▶ **WORK ORDER**:
The answer is the set of lines that include "content", copied from the data below.

[Component data from apps and pages]

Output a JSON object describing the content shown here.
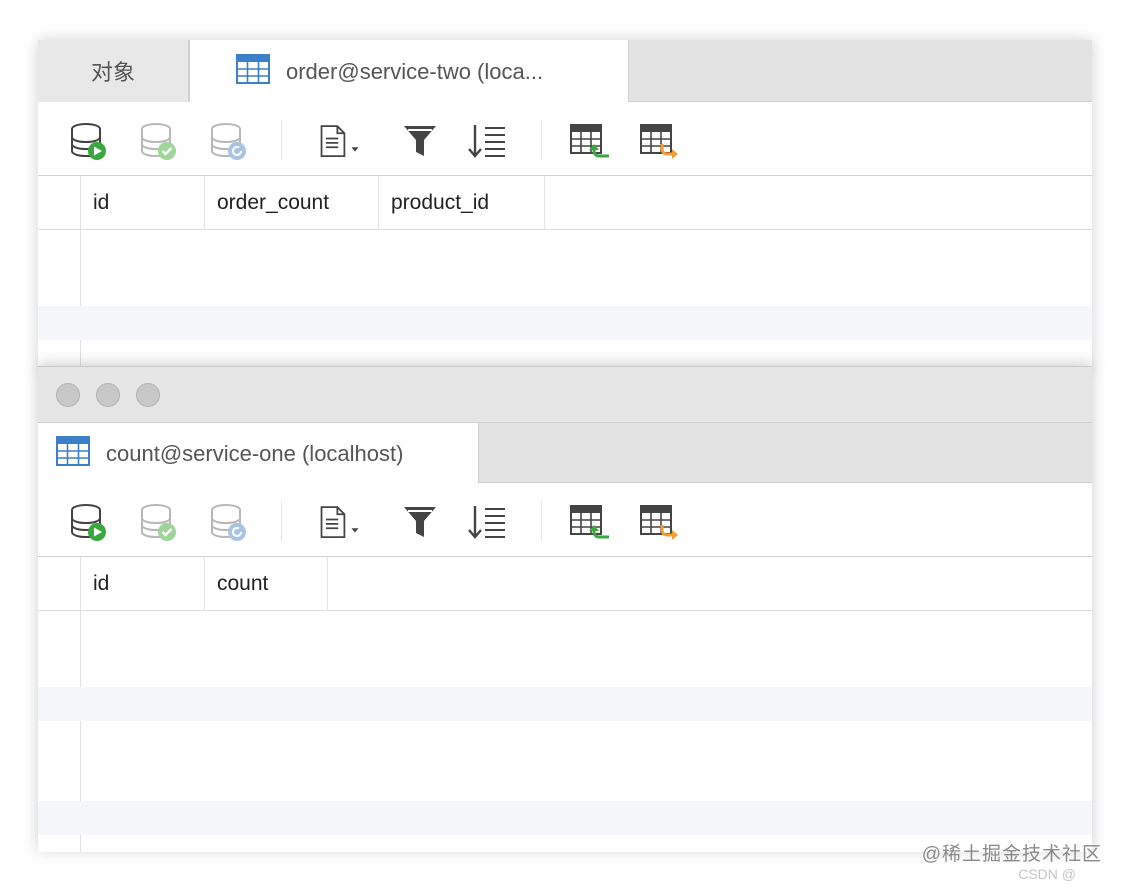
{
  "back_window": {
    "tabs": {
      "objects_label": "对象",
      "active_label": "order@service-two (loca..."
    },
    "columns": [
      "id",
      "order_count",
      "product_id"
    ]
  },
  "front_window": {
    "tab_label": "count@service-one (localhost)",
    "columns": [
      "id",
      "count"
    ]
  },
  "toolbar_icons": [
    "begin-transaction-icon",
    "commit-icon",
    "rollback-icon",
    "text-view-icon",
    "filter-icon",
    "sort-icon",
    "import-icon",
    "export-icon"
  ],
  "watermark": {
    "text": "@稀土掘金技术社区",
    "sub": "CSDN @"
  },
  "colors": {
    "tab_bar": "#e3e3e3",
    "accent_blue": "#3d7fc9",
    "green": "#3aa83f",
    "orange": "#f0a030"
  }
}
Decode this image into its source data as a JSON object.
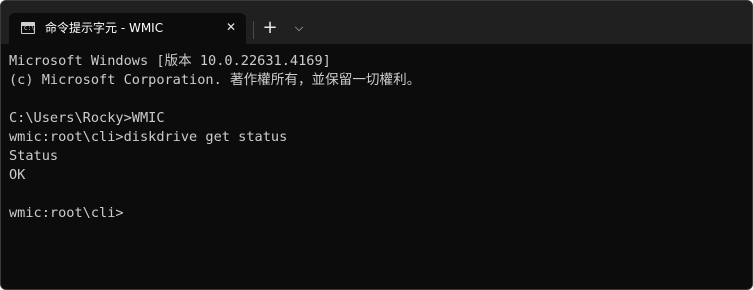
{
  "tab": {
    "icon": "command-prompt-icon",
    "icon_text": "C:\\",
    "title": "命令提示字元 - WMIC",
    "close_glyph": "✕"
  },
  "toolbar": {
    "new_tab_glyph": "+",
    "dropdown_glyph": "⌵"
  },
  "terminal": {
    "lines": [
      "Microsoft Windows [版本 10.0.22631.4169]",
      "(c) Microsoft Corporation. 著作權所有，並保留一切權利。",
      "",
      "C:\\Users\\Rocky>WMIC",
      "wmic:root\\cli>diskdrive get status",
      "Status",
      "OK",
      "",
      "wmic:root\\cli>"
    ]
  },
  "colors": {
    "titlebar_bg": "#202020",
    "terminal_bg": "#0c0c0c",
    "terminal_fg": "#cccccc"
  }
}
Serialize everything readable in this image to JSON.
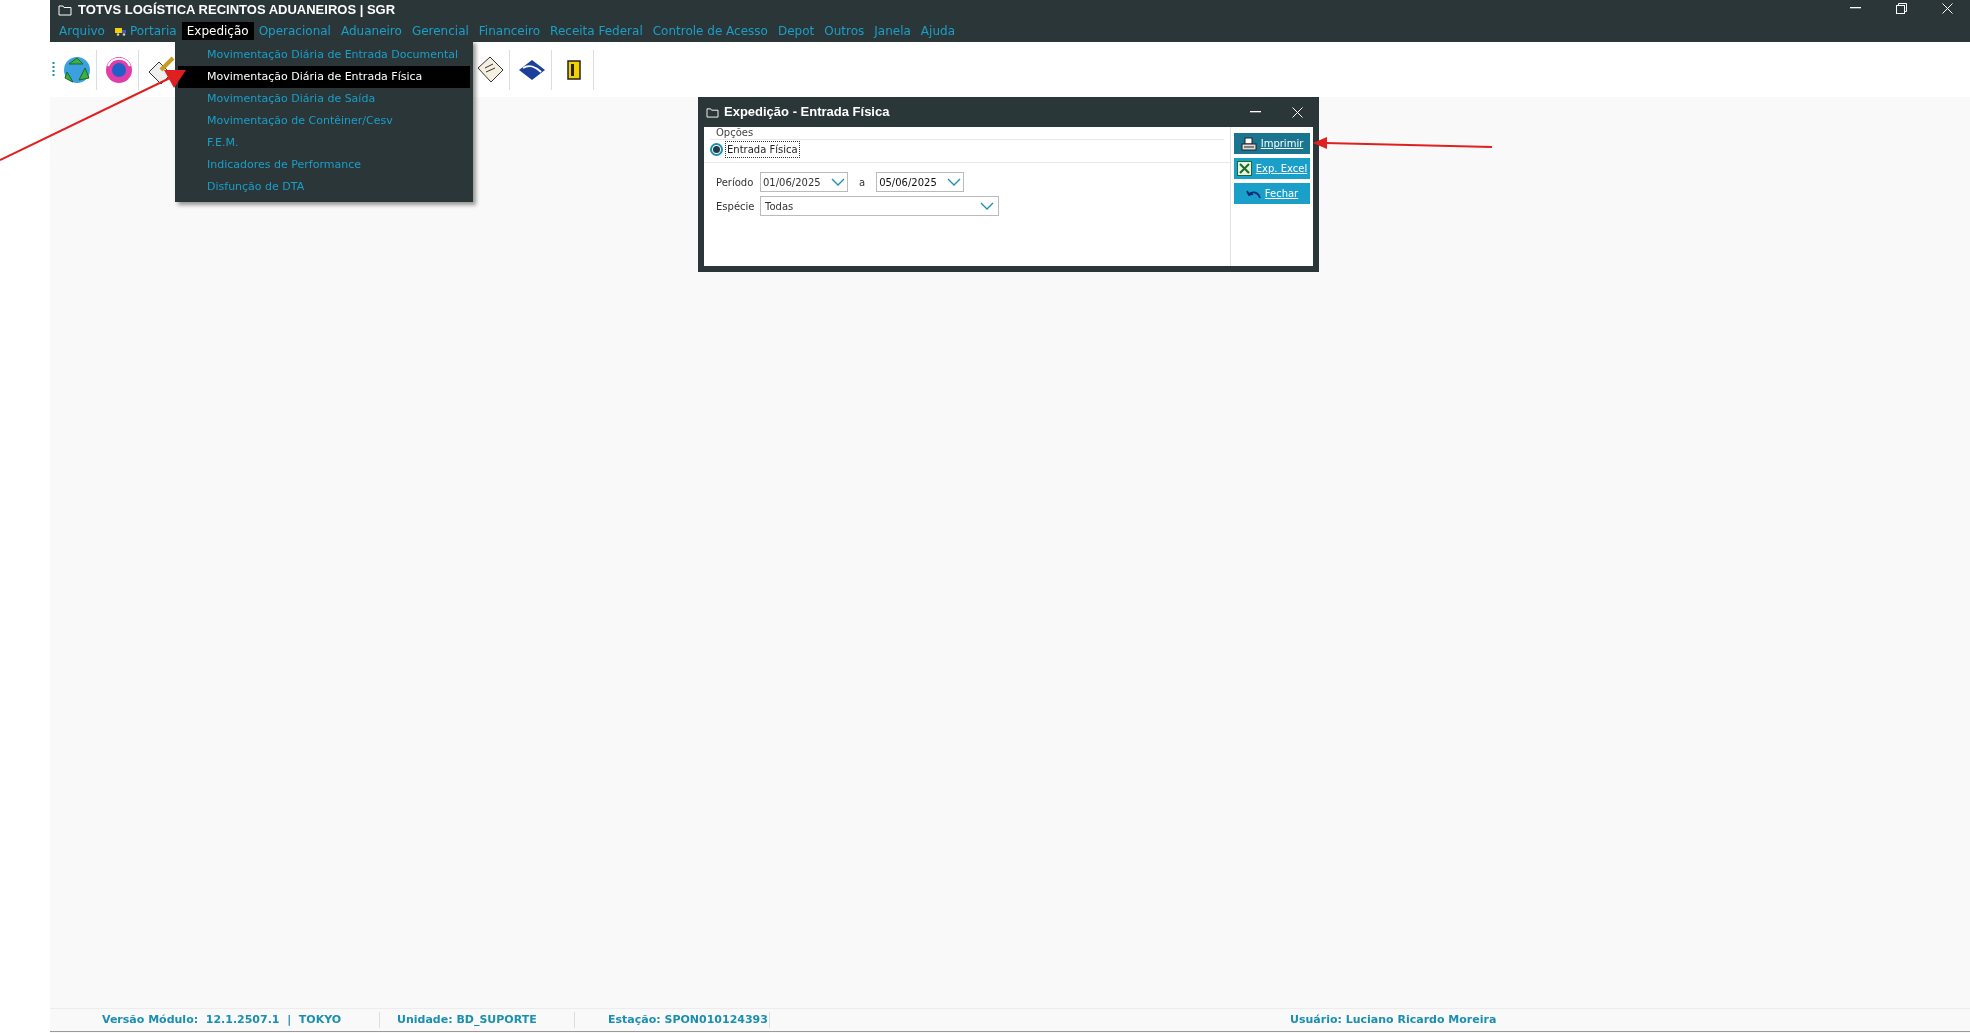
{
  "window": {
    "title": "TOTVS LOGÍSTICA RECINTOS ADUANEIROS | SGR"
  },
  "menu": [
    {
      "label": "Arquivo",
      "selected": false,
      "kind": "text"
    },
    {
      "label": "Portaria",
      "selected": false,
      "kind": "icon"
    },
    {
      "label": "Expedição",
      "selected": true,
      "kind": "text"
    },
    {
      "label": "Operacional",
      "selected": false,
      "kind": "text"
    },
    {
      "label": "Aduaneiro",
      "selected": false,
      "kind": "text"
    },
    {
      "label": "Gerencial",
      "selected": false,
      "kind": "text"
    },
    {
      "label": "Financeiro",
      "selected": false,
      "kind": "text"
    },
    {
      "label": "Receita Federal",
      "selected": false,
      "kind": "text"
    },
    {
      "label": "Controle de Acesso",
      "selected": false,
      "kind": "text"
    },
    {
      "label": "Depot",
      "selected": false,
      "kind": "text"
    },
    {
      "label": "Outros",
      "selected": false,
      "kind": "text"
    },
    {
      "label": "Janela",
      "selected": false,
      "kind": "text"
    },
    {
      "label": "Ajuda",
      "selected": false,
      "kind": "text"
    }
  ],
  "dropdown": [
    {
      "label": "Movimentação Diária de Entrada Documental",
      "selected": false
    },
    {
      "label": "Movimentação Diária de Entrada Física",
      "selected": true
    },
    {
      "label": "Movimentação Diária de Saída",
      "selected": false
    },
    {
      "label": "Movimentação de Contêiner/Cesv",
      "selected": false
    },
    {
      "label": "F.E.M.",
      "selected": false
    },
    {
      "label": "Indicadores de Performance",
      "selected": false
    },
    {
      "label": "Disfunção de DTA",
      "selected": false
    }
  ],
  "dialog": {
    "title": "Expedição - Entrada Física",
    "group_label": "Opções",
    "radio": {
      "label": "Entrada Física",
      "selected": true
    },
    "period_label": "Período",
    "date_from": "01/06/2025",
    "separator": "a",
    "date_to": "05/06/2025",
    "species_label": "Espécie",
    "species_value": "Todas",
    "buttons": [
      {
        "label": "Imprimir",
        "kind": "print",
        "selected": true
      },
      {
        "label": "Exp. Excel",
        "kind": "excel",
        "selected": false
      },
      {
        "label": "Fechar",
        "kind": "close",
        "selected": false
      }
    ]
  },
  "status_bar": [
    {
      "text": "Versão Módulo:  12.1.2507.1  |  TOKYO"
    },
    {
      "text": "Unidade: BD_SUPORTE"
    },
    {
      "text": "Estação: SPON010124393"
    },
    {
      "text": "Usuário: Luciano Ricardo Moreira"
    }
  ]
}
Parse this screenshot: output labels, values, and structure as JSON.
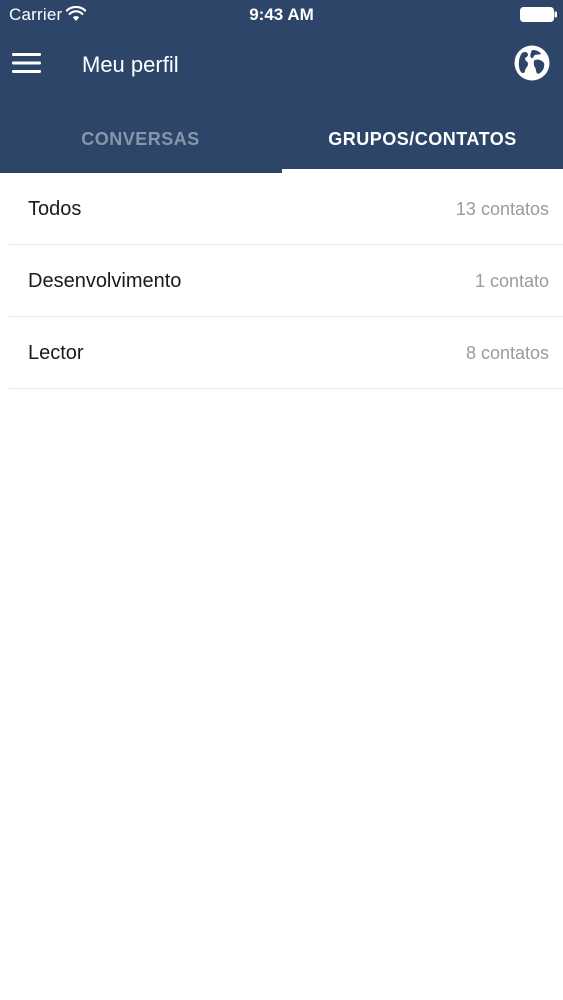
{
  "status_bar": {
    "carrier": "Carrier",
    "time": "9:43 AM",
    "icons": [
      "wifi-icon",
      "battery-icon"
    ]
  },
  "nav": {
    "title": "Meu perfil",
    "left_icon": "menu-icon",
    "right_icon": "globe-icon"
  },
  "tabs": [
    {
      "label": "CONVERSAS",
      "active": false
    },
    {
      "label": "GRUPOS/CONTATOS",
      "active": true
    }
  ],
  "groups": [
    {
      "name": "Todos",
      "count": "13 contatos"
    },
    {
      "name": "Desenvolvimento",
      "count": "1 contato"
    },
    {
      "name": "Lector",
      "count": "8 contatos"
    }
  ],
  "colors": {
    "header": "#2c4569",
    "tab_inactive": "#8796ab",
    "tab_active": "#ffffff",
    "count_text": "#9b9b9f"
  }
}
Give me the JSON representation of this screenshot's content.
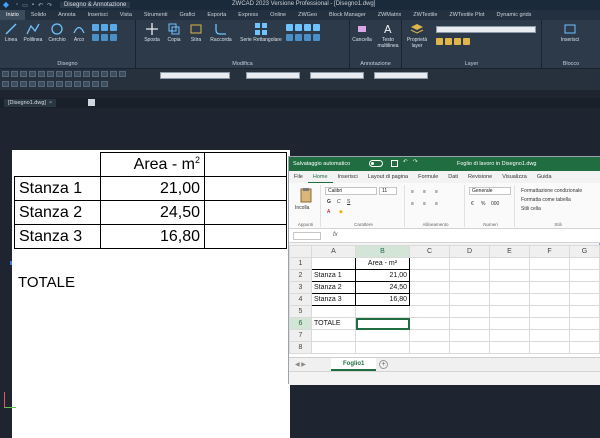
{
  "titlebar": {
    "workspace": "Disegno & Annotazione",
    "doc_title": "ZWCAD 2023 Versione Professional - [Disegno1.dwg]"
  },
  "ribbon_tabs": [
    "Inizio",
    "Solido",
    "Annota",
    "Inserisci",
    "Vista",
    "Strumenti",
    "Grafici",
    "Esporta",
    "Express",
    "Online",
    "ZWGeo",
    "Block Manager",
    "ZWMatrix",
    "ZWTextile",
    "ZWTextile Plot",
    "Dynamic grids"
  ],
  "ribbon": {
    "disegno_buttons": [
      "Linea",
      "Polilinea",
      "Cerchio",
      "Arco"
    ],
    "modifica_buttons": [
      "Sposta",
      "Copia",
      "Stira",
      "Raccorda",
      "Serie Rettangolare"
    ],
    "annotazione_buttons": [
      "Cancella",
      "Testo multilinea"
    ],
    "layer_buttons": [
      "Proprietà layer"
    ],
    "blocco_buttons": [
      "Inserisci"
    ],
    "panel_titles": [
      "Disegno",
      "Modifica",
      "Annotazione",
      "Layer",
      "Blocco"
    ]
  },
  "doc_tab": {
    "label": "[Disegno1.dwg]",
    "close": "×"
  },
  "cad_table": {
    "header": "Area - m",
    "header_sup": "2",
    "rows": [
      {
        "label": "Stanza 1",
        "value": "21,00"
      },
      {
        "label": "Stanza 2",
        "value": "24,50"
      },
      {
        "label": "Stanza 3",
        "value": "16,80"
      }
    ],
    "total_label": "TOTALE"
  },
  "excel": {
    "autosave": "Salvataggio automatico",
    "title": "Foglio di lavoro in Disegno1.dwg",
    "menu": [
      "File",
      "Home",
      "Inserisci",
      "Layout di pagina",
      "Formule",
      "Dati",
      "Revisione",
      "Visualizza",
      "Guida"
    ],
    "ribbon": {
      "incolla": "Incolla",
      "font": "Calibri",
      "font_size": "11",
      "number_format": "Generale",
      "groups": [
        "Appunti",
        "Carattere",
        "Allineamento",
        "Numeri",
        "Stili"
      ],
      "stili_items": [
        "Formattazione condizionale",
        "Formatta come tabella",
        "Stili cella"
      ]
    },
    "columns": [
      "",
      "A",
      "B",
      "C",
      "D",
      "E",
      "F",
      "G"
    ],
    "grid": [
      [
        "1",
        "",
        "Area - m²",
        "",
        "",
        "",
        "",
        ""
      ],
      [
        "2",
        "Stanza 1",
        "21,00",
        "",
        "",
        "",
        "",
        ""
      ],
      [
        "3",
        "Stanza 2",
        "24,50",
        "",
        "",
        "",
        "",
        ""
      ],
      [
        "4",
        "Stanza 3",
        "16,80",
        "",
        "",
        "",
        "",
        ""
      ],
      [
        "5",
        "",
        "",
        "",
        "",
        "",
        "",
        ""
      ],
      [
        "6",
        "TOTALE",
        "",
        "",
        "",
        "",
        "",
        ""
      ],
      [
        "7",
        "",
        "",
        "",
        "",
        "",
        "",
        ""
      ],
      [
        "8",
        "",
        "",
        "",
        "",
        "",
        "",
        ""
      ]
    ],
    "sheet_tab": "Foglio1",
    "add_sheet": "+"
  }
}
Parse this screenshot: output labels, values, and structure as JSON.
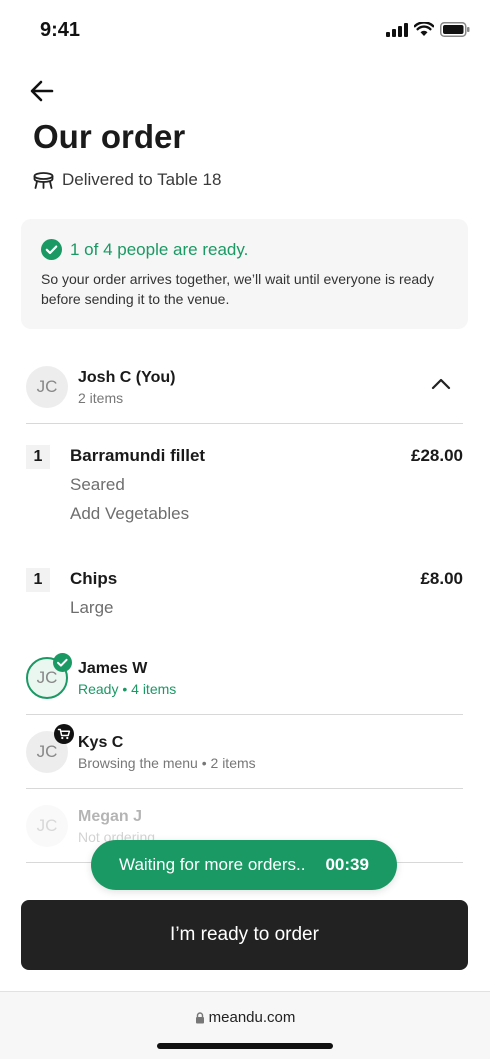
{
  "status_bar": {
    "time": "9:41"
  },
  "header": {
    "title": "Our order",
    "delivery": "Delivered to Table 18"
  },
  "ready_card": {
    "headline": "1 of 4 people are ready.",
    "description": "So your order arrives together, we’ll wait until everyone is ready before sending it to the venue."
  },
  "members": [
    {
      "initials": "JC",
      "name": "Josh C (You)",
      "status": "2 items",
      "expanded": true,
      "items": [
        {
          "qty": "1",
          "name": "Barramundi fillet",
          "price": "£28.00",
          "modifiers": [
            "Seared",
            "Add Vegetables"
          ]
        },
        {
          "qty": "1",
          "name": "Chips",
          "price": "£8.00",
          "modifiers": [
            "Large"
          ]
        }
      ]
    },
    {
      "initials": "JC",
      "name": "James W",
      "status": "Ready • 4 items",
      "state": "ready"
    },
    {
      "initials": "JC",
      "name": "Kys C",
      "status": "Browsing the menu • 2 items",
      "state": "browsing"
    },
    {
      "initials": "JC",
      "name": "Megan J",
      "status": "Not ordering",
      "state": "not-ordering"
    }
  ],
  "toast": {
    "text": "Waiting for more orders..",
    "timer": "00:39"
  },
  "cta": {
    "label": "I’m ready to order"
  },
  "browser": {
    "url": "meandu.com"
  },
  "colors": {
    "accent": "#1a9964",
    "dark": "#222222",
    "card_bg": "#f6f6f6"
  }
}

▶ **EXPECTED ANSWER**:
Output a JSON object describing the content shown here.
Give me the JSON representation of this screenshot's content.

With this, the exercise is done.